         On March 19, 2018, Defendant Frame answered interrogatories submitted by the Plaintiff in lieu of taking depositions. Fed. R. Civ. P.31(a)(2)B). On April 13, 2018, Plaintiff filed a Rule 33(a)(1) Motion for Leave to serve an additional 28 follow-up interrogatories on Defendant Frame. Plaintiff originally tendered 22 interrogatories. “Unless otherwise stipulated or ordered by the court, a party may serve on any other party no more than 25 written interrogatories, including all discrete subparts.” “Leave to serve additional interrogatories may be granted to the extent consistent with Rule 26(b)(1) and (2).” The Court considers whether the additional discovery is unreasonably cumulative or duplicative, can be obtained from a more convenient source, less burdensome, or less expensive; whether Plaintiff had ample opportunity to obtain the information already, or if it is outside the scope of relevant information. Fed. R. Civ. P.26(b)(2).

         The Court allows follow-up interrogatories, as follows:

Interrogatory #26.
Interrogatory # 27 in part as follows: Please explain contradictory answers in response to Interrogatory 8, “Yes, when ADC policy considered mail from on line pen pal services to be contraband, ” and Interrogatory #8, “I never seized any of Plaintiff's incoming mail from an internet pen pal service, ” and Interrogatory #10, “I never stopped Plaintiff from receiving mail from an internet pen pal service.”
Interrogatory #30 in part as follows: Explain the contradiction between Exhibit D, “contrabanded per Sgt. Frame and legal services, ” with answer to Interrogatory #7, “mailroom staff did not need my authorization to determine whether or not a particular piece of mail was contraband or not.”
Interrogatory #30.

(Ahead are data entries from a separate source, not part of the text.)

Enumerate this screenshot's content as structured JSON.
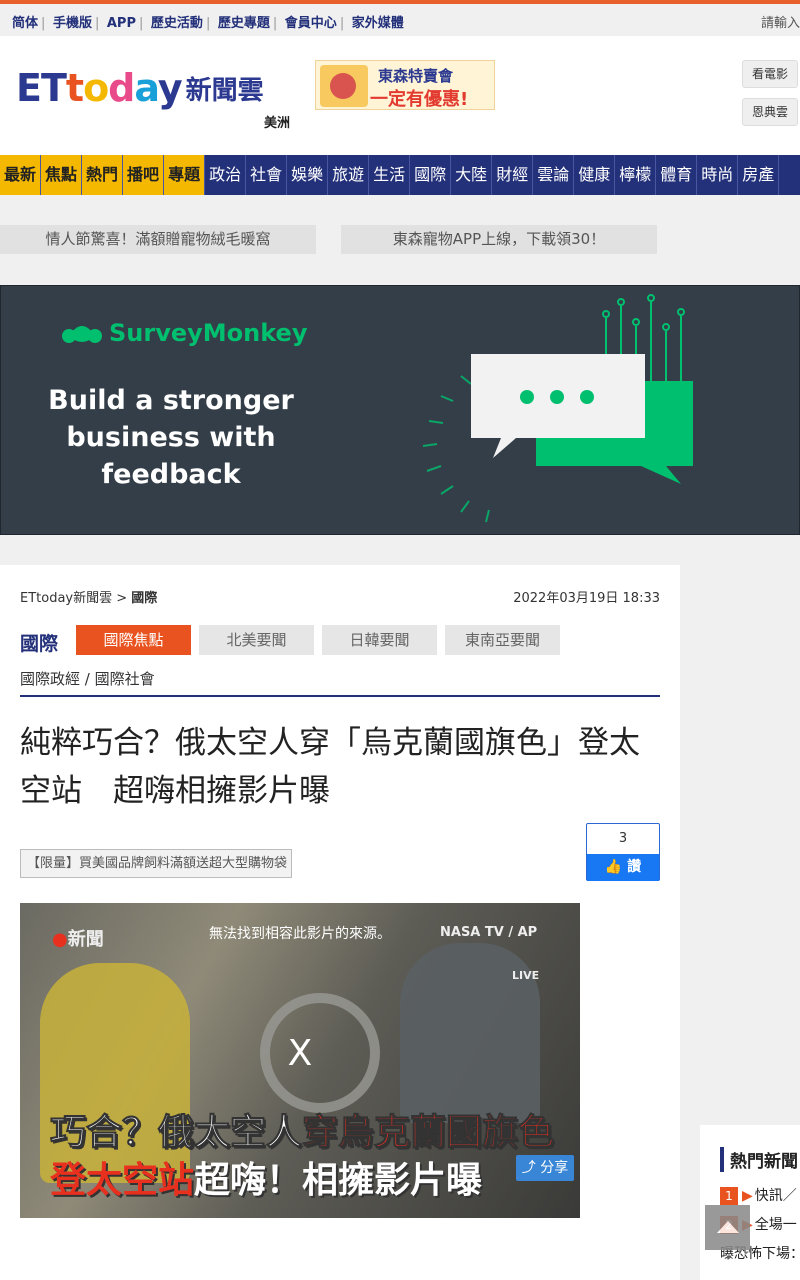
{
  "topbar": {
    "links": [
      "简体",
      "手機版",
      "APP",
      "歷史活動",
      "歷史專題",
      "會員中心",
      "家外媒體"
    ],
    "login": "請輸入"
  },
  "header": {
    "logo_latin": "ETtoday",
    "logo_cn": "新聞雲",
    "region": "美洲",
    "ad_line1": "東森特賣會",
    "ad_line2": "一定有優惠!",
    "btn_movie": "看電影",
    "btn_grace": "恩典雲"
  },
  "nav": {
    "items": [
      "最新",
      "焦點",
      "熱門",
      "播吧",
      "專題",
      "政治",
      "社會",
      "娛樂",
      "旅遊",
      "生活",
      "國際",
      "大陸",
      "財經",
      "雲論",
      "健康",
      "檸檬",
      "體育",
      "時尚",
      "房產"
    ]
  },
  "promos": [
    "情人節驚喜！滿額贈寵物絨毛暖窩",
    "東森寵物APP上線，下載領30！"
  ],
  "banner_ad": {
    "brand": "SurveyMonkey",
    "headline": "Build a stronger business with feedback",
    "brand_color": "#00bf6f"
  },
  "article": {
    "breadcrumb_home": "ETtoday新聞雲 >",
    "breadcrumb_section": "國際",
    "date": "2022年03月19日 18:33",
    "section_title": "國際",
    "tabs": [
      "國際焦點",
      "北美要聞",
      "日韓要聞",
      "東南亞要聞"
    ],
    "subcats": "國際政經 / 國際社會",
    "headline": "純粹巧合？俄太空人穿「烏克蘭國旗色」登太空站　超嗨相擁影片曝",
    "like_count": "3",
    "like_label": "讚",
    "promo_link": "【限量】買美國品牌飼料滿額送超大型購物袋"
  },
  "video": {
    "brand": "新聞",
    "credit": "NASA TV / AP",
    "live": "LIVE",
    "error": "無法找到相容此影片的來源。",
    "close": "X",
    "caption1_a": "巧合？俄太空人",
    "caption1_b": "穿烏克蘭國旗色",
    "caption2_a": "登太空站",
    "caption2_b": "超嗨！相擁影片曝",
    "share": "分享"
  },
  "sidebar": {
    "title": "熱門新聞",
    "items": [
      {
        "num": "1",
        "text": "快訊／"
      },
      {
        "num": "2",
        "text": "全場一"
      }
    ],
    "extra_line": "曝恐怖下場："
  },
  "colors": {
    "nav_bg": "#23307a",
    "nav_highlight": "#f5b800",
    "accent": "#e8531f"
  }
}
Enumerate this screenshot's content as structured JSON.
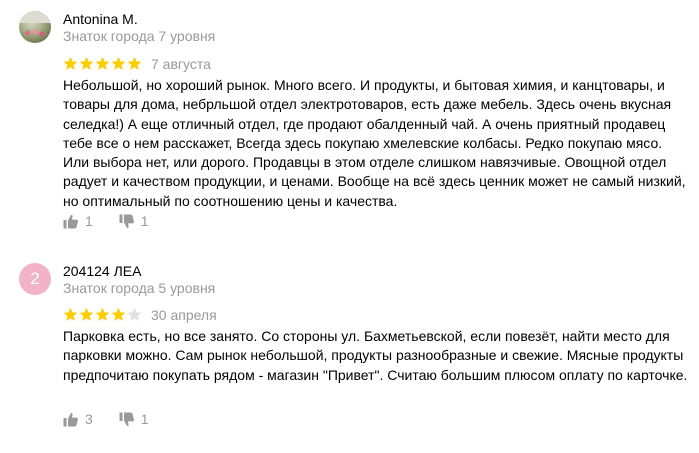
{
  "reviews": [
    {
      "author": "Antonina M.",
      "level": "Знаток города 7 уровня",
      "avatar": "user-photo",
      "rating": 5,
      "date": "7 августа",
      "text": "Небольшой, но хороший рынок. Много всего. И продукты, и бытовая химия, и канцтовары, и товары для дома, небрльшой отдел электротоваров, есть даже мебель. Здесь очень вкусная селедка!) А еще отличный отдел, где продают обалденный чай. А очень приятный продавец тебе все о нем расскажет, Всегда здесь покупаю хмелевские колбасы. Редко покупаю мясо. Или выбора нет, или дорого. Продавцы в этом отделе слишком навязчивые. Овощной отдел радует и качеством продукции, и ценами. Вообще на всё здесь ценник может не самый низкий, но оптимальный по соотношению цены и качества.",
      "likes": "1",
      "dislikes": "1"
    },
    {
      "author": "204124 ЛЕА",
      "level": "Знаток города 5 уровня",
      "avatar_letter": "2",
      "rating": 4,
      "date": "30 апреля",
      "text": "Парковка есть, но все занято. Со стороны ул. Бахметьевской, если повезёт, найти место для парковки можно. Сам рынок небольшой, продукты разнообразные и свежие. Мясные продукты предпочитаю покупать рядом - магазин \"Привет\". Считаю большим плюсом оплату по карточке.",
      "likes": "3",
      "dislikes": "1"
    }
  ],
  "colors": {
    "star_filled": "#FFCC00",
    "star_empty": "#E0E0E0",
    "secondary_text": "#999999",
    "avatar_letter_bg": "#F2B3C8",
    "icon": "#999999"
  },
  "icons": {
    "like": "thumbs-up-icon",
    "dislike": "thumbs-down-icon",
    "star": "star-icon"
  }
}
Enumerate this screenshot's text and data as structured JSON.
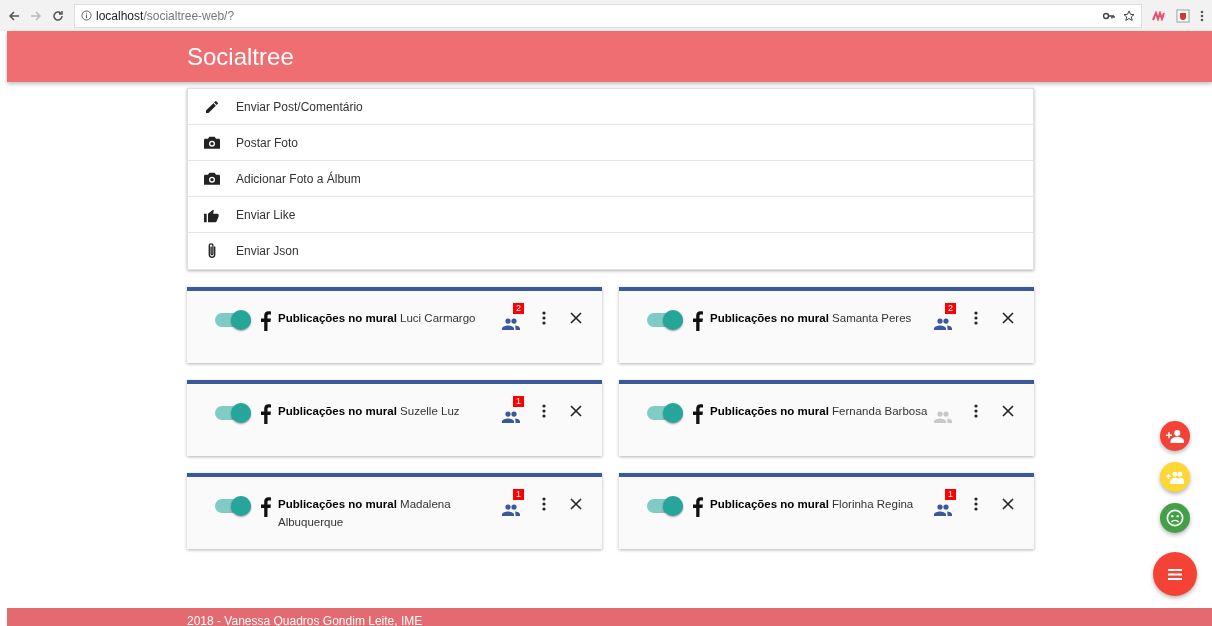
{
  "browser": {
    "url_host": "localhost",
    "url_path": "/socialtree-web/?"
  },
  "app_bar": {
    "title": "Socialtree"
  },
  "actions": [
    {
      "kind": "pencil",
      "label": "Enviar Post/Comentário"
    },
    {
      "kind": "camera",
      "label": "Postar Foto"
    },
    {
      "kind": "camera",
      "label": "Adicionar Foto a Álbum"
    },
    {
      "kind": "like",
      "label": "Enviar Like"
    },
    {
      "kind": "clip",
      "label": "Enviar Json"
    }
  ],
  "feeds": [
    [
      {
        "on": true,
        "title": "Publicações no mural",
        "name": "Luci Carmargo",
        "friends_active": true,
        "badge": "2"
      },
      {
        "on": true,
        "title": "Publicações no mural",
        "name": "Samanta Peres",
        "friends_active": true,
        "badge": "2"
      }
    ],
    [
      {
        "on": true,
        "title": "Publicações no mural",
        "name": "Suzelle Luz",
        "friends_active": true,
        "badge": "1"
      },
      {
        "on": true,
        "title": "Publicações no mural",
        "name": "Fernanda Barbosa",
        "friends_active": false
      }
    ],
    [
      {
        "on": true,
        "title": "Publicações no mural",
        "name": "Madalena Albuquerque",
        "friends_active": true,
        "badge": "1"
      },
      {
        "on": true,
        "title": "Publicações no mural",
        "name": "Florinha Regina",
        "friends_active": true,
        "badge": "1"
      }
    ]
  ],
  "fabs": [
    {
      "kind": "add-person",
      "color": "#f44336"
    },
    {
      "kind": "add-group",
      "color": "#fdd835"
    },
    {
      "kind": "sad",
      "color": "#43a047"
    },
    {
      "kind": "menu",
      "color": "#f44336"
    }
  ],
  "footer": {
    "text": "2018 - Vanessa Quadros Gondim Leite, IME"
  }
}
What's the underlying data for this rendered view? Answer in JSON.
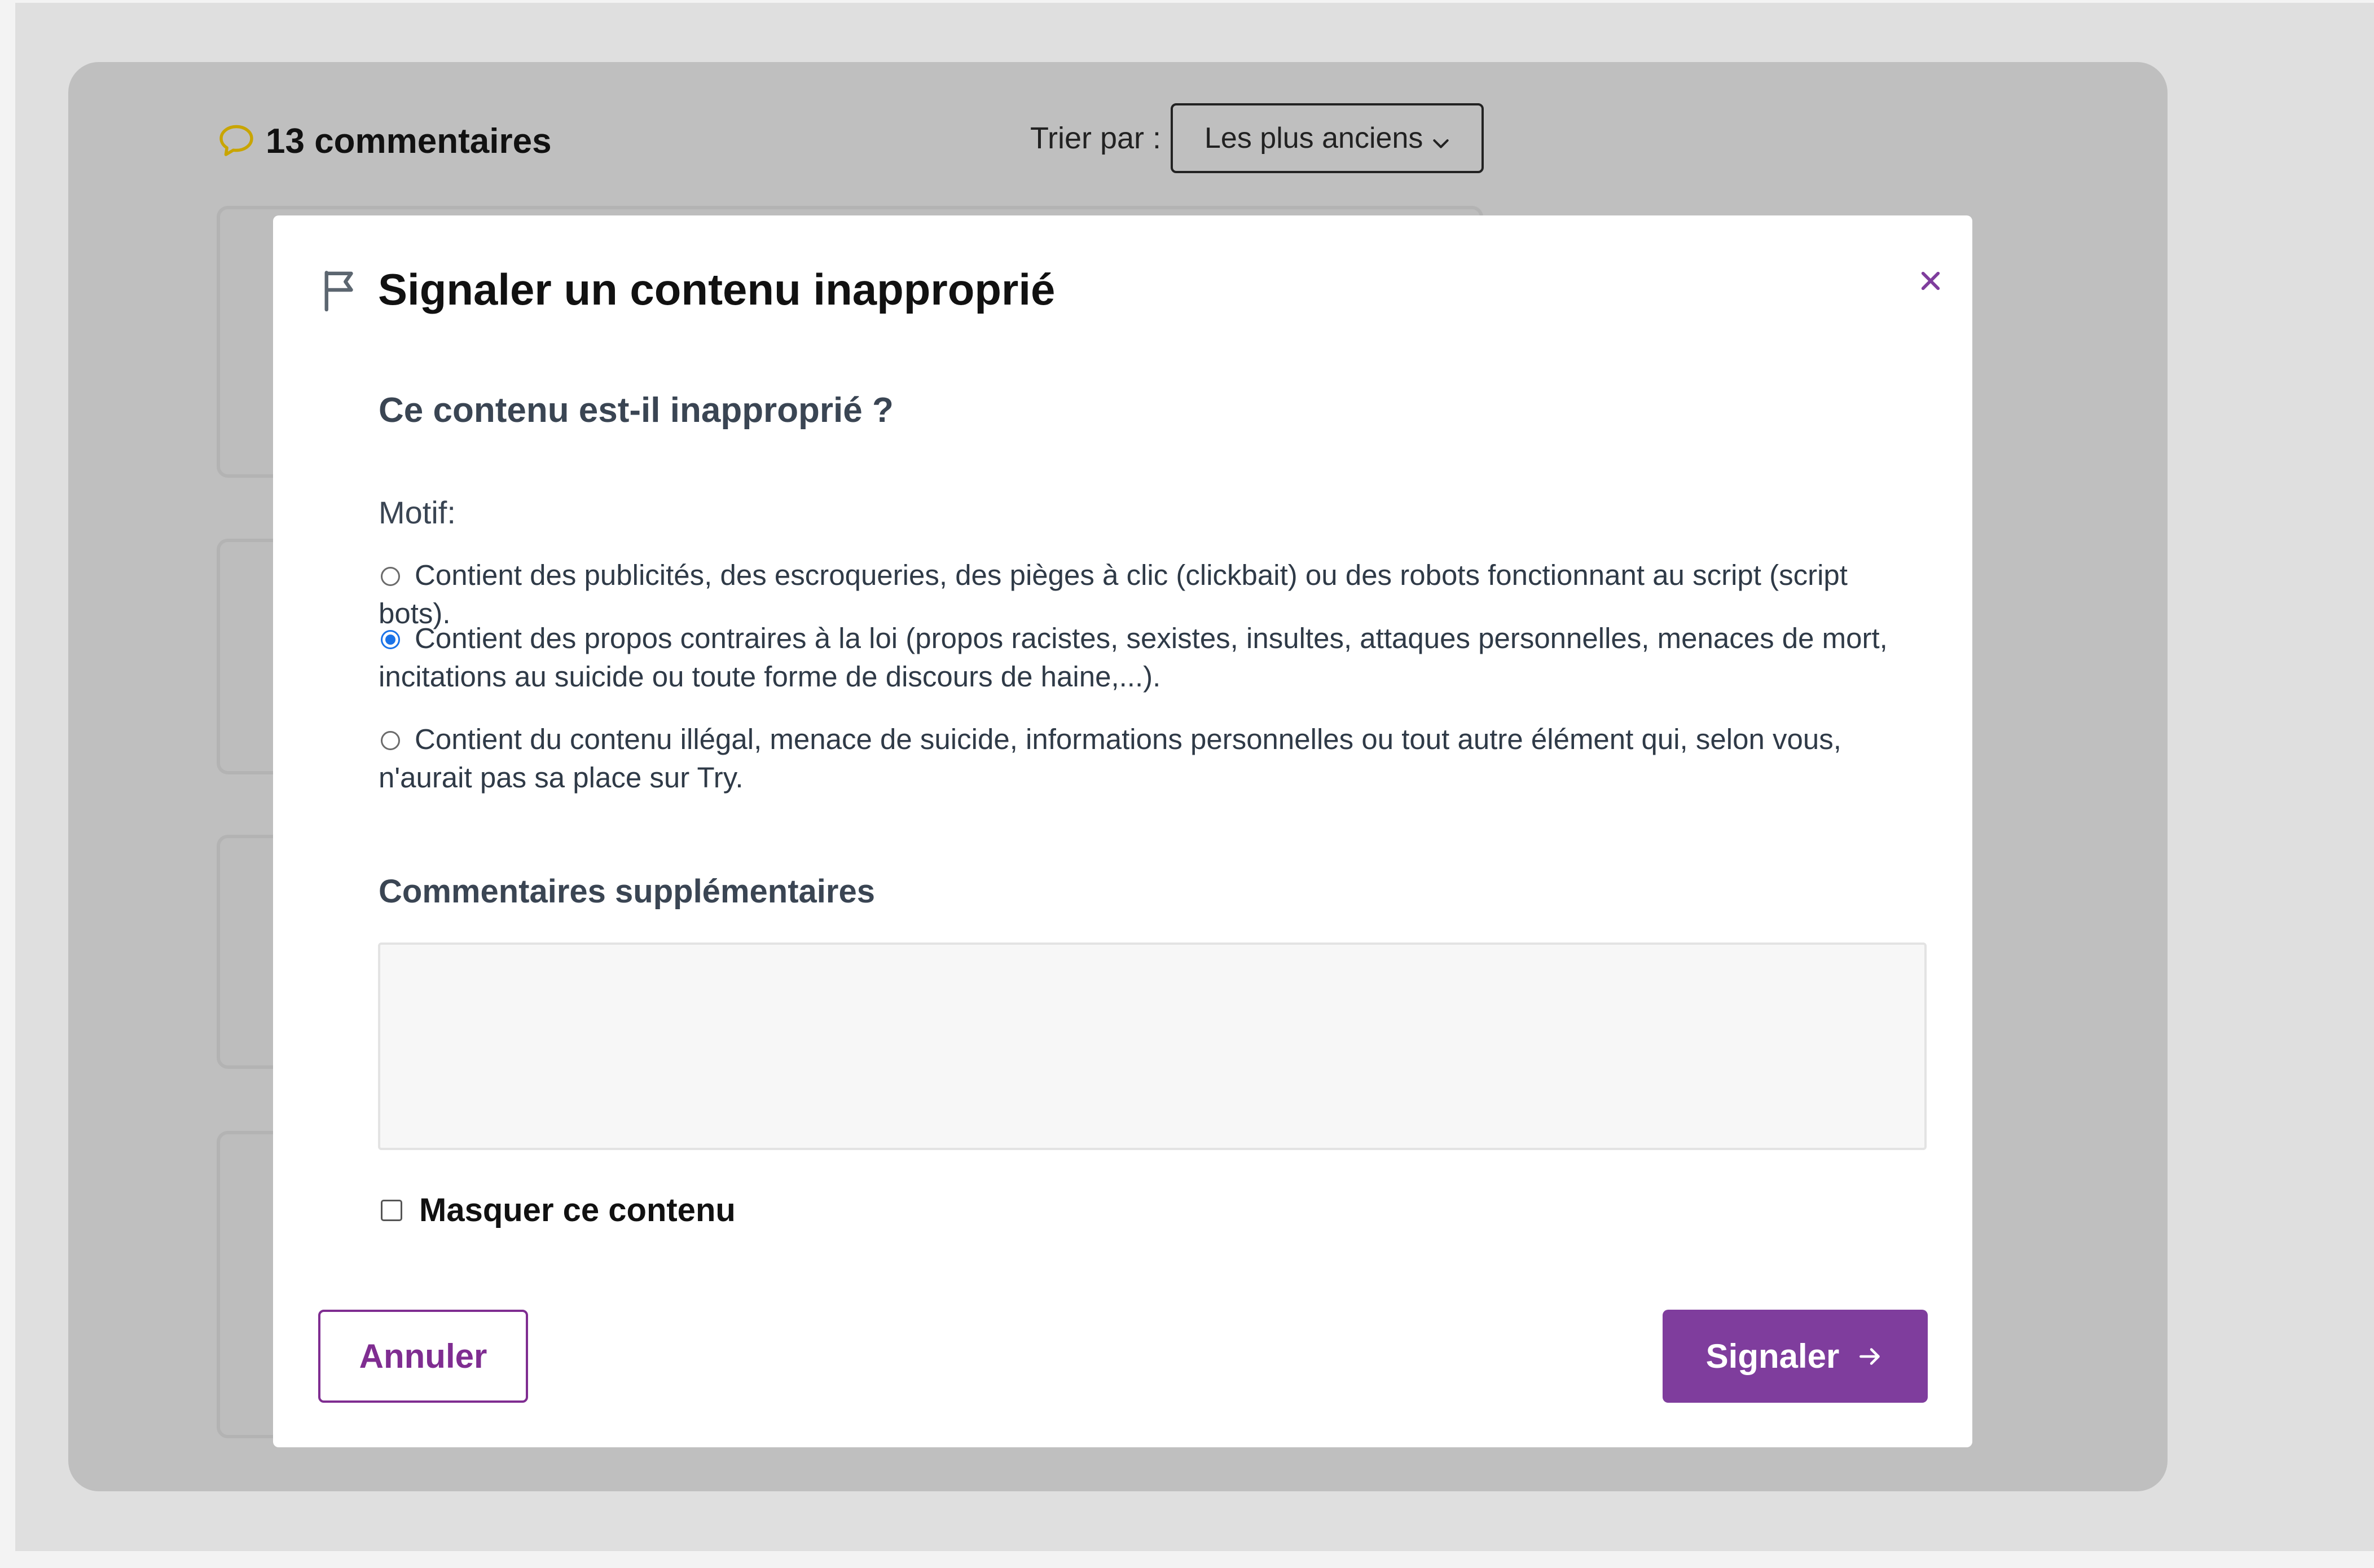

         The remainder of the additional interrogatories proposed by the Plaintiff are tendered because Defendant Frame did not answer previous interrogatories. The Court will consider allegations that Defendant failed to respond to discovery pursuant to the motions to compel. Fed.R.Civ.P. 37. Plaintiff has filed three motions to compel, two in excess of the page limit. Defendants have filed a Motion for a Protective Order from late discovery requests and a Motion to Compel. Plaintiff files a Motion to Strike the Defendants' Reply in support of the Motion for Protective Order.

         The Defendant has not responded to Plaintiff's Motions to Compel that exceeded the page limit because the Court has not yet granted leave for the motions to be filed. Plaintiff has not filed a Response to the Defendants' Motion to Compel. Instead, he objects to the Defendants' Motion for Additional Time to file the Motion to Compel. The Court, over the objection of the Plaintiff, grants Defendant leave to file the Motion to Compel, which was filed prior to complying with Local Rule 37.1. The Plaintiff has been served with the letter setting forth the Defendants' disputed discovery. Plaintiff has also been served with the Motion to Compel. Briefing the motions to compel will afford the parties to inform the Court as to any discovery disputes that the two have resolved which may be withdrawn from the Court's review. The extension of time is necessarily granted because there are hundreds of pages filed briefing the discovery disputes between the parties. These voluminous briefs shall suffice to resolve all discovery disputes between the parties.

         Ac ...

Buy This Entire Record For $7.95

Download the entire decision to receive the complete text, official citation,
docket number, dissents and concurrences, and footnotes for this case.

Learn more about what you receive with purchase of this case.